I need only the number of lines in this data that contain the string "monitoramento".

Element data from apps and pages
........
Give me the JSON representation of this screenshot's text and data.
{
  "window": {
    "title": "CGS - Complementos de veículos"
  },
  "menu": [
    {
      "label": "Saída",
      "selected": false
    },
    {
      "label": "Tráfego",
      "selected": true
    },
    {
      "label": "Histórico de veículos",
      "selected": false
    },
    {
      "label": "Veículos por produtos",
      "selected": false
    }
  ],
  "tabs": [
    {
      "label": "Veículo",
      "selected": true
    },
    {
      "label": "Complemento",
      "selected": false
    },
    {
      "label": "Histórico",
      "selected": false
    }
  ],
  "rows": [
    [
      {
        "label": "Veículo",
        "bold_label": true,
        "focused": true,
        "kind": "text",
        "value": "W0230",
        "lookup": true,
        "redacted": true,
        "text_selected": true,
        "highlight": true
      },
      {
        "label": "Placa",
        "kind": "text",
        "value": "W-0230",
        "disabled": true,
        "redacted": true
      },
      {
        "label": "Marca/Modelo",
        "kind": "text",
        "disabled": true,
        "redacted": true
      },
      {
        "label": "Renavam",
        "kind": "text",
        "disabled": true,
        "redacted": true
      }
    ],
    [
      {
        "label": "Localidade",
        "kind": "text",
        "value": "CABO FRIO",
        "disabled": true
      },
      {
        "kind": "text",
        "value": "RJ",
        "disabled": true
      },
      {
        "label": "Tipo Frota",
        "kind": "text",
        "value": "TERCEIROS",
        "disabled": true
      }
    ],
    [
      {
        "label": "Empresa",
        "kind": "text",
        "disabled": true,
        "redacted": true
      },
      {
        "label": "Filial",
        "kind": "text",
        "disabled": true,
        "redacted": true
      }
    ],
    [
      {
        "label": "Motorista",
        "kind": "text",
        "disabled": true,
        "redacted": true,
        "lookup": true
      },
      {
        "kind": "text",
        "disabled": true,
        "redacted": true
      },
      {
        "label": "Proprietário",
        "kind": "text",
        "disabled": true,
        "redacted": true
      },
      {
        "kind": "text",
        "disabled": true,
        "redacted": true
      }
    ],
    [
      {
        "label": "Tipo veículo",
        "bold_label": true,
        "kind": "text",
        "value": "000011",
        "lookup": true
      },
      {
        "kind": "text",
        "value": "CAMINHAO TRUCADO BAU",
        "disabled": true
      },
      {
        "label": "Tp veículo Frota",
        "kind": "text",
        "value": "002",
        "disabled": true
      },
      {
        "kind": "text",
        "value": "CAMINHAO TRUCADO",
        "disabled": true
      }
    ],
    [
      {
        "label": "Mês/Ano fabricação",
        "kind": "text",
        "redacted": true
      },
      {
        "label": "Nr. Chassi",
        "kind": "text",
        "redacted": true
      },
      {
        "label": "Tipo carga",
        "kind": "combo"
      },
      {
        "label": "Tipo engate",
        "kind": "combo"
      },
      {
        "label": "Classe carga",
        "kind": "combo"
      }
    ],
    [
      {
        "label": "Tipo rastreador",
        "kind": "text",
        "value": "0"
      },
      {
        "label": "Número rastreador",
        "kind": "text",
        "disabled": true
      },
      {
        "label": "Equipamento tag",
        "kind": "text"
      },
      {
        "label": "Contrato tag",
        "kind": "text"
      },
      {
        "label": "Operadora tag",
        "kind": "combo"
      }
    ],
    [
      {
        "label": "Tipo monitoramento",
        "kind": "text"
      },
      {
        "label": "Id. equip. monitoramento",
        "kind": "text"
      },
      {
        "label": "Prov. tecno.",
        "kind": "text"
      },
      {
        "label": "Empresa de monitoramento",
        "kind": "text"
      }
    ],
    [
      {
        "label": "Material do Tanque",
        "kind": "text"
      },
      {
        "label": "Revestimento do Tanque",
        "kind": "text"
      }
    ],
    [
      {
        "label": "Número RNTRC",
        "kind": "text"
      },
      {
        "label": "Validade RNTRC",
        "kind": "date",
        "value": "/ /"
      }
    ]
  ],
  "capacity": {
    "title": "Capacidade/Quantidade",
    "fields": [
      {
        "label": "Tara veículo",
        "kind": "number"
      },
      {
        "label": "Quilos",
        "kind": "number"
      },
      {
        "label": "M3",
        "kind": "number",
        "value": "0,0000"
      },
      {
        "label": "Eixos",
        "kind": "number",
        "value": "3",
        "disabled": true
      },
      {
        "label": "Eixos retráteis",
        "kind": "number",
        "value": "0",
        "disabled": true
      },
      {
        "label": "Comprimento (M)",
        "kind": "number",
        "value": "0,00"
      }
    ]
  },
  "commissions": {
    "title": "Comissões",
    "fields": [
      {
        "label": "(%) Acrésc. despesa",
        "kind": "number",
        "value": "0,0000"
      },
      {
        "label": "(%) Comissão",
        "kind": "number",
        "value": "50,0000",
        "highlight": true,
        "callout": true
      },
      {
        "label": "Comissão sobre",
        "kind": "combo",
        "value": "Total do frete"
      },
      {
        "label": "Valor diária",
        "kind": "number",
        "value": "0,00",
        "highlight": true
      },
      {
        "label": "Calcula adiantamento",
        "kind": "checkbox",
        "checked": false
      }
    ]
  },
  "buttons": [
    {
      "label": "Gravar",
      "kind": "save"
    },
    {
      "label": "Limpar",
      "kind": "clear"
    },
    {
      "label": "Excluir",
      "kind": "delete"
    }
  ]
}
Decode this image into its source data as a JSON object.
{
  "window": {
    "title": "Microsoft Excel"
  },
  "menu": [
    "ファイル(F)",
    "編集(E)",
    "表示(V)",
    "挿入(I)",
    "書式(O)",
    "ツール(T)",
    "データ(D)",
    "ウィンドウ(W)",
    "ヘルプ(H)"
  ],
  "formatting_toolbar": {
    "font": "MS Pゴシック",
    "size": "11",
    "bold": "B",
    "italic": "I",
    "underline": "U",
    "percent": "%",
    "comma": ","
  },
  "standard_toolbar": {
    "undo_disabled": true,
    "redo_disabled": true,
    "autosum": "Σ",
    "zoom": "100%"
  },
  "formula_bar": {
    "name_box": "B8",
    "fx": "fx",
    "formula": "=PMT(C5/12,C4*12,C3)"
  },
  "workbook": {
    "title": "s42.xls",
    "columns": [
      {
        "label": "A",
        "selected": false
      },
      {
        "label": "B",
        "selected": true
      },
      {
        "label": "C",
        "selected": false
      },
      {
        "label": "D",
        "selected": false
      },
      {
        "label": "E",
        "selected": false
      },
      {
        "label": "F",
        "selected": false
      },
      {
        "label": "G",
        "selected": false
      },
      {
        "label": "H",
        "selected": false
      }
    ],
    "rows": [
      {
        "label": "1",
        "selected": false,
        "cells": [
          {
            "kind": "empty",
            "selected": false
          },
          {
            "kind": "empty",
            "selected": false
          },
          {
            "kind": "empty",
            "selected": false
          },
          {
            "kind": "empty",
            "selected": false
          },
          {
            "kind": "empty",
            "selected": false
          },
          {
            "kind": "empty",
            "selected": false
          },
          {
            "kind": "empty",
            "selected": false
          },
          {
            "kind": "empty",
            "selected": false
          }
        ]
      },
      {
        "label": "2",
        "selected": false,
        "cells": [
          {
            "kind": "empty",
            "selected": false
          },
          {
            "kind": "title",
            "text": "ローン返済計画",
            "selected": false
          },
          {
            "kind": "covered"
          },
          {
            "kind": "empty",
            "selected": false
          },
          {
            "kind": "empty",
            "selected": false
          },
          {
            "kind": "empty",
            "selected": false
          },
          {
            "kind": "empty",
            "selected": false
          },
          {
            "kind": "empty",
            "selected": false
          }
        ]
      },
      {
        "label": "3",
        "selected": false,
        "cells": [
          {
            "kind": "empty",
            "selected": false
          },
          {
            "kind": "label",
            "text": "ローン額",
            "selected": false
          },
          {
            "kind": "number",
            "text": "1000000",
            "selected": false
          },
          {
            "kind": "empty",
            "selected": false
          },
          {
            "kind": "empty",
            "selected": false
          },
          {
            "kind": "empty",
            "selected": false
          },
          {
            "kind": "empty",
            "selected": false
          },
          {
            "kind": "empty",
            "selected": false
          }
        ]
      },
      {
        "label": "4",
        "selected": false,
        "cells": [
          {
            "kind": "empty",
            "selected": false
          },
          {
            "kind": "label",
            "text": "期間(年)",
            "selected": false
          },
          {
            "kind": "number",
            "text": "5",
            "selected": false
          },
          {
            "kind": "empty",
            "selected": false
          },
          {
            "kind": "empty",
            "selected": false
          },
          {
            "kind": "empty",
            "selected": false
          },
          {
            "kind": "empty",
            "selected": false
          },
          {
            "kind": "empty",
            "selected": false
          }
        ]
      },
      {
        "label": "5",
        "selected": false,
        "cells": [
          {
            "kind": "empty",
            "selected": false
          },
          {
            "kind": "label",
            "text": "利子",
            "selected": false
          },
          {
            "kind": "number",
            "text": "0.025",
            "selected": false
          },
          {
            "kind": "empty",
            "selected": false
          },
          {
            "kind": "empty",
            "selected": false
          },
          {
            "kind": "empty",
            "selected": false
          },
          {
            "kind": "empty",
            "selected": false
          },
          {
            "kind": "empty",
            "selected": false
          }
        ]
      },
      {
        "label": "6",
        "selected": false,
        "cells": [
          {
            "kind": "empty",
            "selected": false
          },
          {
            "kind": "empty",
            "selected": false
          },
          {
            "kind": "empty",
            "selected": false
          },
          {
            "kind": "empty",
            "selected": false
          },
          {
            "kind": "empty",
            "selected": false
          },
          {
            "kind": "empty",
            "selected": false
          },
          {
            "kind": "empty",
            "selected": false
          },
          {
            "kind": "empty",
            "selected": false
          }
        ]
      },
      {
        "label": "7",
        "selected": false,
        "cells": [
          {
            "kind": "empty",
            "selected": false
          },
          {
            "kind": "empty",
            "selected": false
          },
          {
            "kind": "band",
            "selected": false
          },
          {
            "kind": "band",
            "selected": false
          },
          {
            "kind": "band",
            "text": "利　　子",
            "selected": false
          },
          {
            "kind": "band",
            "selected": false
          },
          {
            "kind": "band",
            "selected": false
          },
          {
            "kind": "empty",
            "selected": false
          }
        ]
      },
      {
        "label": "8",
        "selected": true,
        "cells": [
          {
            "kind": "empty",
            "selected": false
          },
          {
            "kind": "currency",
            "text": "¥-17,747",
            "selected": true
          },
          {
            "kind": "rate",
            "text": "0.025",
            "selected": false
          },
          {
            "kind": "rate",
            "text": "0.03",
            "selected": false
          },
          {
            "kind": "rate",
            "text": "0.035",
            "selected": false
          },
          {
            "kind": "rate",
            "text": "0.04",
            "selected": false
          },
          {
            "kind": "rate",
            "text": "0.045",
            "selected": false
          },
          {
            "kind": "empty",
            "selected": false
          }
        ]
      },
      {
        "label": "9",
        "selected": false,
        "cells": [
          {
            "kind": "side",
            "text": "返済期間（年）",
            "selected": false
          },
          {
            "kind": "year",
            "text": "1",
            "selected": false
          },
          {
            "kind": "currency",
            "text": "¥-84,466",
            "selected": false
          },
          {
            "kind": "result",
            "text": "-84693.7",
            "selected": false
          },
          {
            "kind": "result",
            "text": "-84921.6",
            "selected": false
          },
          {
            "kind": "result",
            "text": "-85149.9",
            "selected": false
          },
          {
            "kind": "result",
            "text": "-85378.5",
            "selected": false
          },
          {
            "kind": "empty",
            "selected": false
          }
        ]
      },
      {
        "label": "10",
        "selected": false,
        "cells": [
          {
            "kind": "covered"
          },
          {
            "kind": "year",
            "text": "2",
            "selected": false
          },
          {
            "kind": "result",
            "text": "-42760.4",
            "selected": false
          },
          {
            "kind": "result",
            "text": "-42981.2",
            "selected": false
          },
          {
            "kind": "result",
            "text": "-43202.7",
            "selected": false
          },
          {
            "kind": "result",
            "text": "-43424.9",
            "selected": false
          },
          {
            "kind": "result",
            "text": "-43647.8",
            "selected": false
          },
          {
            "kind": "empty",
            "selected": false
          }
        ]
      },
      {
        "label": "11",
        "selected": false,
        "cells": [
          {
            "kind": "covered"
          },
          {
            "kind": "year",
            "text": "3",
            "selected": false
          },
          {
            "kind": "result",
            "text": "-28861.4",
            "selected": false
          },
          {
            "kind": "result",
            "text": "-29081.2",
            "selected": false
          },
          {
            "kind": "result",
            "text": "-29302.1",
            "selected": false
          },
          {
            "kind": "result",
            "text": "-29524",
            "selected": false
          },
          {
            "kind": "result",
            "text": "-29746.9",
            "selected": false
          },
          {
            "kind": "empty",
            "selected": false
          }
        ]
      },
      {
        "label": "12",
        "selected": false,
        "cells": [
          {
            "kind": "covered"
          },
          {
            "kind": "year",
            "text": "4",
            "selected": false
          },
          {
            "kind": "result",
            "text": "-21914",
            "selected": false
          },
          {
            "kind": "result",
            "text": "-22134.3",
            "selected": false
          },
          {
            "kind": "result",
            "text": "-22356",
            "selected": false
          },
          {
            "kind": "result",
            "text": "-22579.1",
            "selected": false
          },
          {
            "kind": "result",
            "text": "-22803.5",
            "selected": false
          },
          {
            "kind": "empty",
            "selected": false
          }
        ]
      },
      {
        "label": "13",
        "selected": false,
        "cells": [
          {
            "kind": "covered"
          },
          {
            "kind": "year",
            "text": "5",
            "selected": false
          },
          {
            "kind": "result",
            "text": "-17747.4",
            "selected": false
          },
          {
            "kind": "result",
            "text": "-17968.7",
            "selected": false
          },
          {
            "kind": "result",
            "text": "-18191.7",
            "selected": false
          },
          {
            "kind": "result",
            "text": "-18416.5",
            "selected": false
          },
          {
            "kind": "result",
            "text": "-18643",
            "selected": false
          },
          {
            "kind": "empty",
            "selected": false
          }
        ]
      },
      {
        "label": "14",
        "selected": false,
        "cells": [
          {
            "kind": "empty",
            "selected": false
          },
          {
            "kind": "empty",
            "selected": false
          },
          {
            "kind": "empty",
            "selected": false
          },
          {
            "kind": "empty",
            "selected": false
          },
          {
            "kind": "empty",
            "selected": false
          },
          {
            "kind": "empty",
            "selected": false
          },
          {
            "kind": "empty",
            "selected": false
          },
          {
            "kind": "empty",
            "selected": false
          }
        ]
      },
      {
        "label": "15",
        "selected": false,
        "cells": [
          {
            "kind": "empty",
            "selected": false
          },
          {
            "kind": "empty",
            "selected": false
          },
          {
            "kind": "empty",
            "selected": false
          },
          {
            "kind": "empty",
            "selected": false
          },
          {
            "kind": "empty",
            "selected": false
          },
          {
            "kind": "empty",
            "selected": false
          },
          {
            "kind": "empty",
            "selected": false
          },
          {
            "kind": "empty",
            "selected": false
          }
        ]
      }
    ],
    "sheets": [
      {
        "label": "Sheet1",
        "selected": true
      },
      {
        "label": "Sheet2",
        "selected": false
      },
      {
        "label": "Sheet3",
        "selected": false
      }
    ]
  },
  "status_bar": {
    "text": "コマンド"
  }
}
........
→ **ANSWER**
3